As mentioned in the 1930 census post for Olinda, this year should bring the release of the 1940 federal census (these are made public after 72 years.)  While it is known that Rosenbaum was at La Vida to at least that year, it will be interesting to see who else was counted in that enumeration at the Springs as the history continues into the World War II years and beyond.


Anonymous said...

I didn't know how to contact you other than place a comment on this blog.

cert# 500

would it be worth anything to a collector? or even a local? :)
Just curious. thanks

prs said...

Hello anonymous, as a matter of fact, I'm going to do a post here pretty soon on the La Vida Mineral Water Company and its late 1920s/early 1930s activties. If you're interested in selling, how do I get in contact? Thanks.

sweetsimplicity said...

wow! I'm looking forward to it! neat! :) i believe that i'm under the username gigglefight. I'll post the comment under my google account. k. this is a great blog for info; I've just passed the link on. :) another is interest in more information on this company

please email me; I'm subscribed to this blog. feel free to email me back on my gmail. thanks.

here's a link to a user on listia, it maybe of interest you.

sweetsimplicity said...


just a little help to a fairly new user on listia.com :)


prs said...

Hello sweetsimplicity, I didn't see a Google e-mail addres for you on your Blogger profile.
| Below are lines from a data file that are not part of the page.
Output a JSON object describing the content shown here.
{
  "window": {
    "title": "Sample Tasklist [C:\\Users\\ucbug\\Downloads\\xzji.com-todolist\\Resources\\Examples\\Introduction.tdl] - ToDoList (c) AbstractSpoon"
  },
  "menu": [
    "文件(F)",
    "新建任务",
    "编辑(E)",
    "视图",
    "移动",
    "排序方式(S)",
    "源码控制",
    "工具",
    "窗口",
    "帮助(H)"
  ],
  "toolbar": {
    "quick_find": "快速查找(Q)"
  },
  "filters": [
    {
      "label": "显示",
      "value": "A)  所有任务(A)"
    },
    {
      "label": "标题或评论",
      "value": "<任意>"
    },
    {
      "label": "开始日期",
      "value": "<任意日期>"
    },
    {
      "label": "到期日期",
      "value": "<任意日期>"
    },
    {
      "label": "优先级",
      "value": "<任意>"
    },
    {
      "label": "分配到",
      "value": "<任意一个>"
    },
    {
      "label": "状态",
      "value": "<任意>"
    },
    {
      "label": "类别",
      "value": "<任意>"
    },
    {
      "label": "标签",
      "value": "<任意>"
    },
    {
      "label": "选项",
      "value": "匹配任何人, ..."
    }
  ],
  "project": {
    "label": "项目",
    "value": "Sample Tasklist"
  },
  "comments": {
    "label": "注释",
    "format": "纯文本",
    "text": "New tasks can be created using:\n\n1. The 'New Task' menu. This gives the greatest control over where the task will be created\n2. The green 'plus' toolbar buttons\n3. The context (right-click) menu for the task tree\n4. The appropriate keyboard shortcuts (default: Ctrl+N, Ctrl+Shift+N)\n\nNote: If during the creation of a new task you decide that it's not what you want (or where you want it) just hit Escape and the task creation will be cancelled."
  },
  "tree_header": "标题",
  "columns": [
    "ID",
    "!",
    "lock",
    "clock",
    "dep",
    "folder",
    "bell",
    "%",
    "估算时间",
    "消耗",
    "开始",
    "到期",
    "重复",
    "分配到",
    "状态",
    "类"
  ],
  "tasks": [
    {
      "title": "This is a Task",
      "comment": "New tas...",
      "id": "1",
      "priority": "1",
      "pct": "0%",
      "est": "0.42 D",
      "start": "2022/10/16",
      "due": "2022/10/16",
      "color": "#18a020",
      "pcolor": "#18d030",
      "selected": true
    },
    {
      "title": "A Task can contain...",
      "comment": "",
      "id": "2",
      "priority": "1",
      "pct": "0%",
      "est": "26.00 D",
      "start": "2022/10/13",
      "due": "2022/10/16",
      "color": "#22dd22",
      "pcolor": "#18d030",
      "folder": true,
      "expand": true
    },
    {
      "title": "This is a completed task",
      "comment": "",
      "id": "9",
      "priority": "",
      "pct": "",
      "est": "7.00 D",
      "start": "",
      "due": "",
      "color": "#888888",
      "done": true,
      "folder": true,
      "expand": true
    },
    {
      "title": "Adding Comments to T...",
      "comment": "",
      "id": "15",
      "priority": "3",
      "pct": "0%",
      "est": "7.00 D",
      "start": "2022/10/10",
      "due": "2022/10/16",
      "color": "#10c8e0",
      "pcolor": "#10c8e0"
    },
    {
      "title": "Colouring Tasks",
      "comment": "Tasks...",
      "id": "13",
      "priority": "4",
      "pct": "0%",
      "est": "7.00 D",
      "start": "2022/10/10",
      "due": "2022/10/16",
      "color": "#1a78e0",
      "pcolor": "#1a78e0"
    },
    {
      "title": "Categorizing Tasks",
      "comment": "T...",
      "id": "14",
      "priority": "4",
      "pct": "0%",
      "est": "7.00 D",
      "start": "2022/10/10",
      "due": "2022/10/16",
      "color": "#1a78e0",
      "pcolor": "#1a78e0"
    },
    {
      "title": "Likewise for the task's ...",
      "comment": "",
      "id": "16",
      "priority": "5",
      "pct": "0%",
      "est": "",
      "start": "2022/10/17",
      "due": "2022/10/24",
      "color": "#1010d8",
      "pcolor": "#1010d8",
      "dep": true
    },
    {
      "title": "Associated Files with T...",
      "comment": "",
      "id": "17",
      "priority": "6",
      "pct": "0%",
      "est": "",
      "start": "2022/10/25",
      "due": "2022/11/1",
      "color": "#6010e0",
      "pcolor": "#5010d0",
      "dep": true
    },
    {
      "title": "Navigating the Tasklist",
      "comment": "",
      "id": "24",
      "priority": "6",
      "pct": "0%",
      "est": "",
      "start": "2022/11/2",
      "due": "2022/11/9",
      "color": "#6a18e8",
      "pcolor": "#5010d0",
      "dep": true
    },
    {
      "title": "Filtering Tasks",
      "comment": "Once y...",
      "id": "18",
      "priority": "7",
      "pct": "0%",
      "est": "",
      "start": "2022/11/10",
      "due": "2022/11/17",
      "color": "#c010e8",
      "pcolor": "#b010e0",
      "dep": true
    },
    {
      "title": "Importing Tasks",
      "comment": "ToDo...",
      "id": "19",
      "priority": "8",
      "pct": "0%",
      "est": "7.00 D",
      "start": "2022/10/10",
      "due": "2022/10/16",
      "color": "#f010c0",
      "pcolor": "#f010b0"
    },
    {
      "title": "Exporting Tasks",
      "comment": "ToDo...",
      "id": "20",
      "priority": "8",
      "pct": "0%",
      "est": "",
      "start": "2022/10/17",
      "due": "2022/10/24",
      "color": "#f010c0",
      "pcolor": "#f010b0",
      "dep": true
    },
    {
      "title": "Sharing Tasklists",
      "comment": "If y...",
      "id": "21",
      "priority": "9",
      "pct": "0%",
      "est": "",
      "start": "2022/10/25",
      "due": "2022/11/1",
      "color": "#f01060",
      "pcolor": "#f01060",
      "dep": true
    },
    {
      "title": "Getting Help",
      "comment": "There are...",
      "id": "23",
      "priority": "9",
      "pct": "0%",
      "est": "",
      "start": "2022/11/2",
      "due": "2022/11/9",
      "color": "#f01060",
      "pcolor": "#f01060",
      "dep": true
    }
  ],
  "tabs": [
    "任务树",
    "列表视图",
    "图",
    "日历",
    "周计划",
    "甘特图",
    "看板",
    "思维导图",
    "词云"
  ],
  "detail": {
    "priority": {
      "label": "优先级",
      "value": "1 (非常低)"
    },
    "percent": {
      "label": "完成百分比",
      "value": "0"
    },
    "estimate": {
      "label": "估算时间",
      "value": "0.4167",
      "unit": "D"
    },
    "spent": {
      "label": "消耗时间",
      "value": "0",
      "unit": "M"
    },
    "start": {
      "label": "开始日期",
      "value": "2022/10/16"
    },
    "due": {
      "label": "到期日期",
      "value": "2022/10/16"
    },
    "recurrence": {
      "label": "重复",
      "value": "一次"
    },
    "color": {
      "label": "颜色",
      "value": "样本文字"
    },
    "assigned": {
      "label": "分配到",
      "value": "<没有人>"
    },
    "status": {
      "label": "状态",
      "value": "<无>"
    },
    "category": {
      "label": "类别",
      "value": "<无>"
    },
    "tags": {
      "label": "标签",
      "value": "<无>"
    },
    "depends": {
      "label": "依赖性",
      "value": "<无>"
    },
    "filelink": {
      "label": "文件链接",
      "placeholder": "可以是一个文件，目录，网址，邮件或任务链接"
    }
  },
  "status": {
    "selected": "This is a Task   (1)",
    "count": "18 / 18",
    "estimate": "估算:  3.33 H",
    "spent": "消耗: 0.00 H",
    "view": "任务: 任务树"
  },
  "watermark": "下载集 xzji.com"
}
Thanks.

sweetsimplicity said...

yes. i noticed. it's like on this blog as well. anyhow here it is:

keep in touch!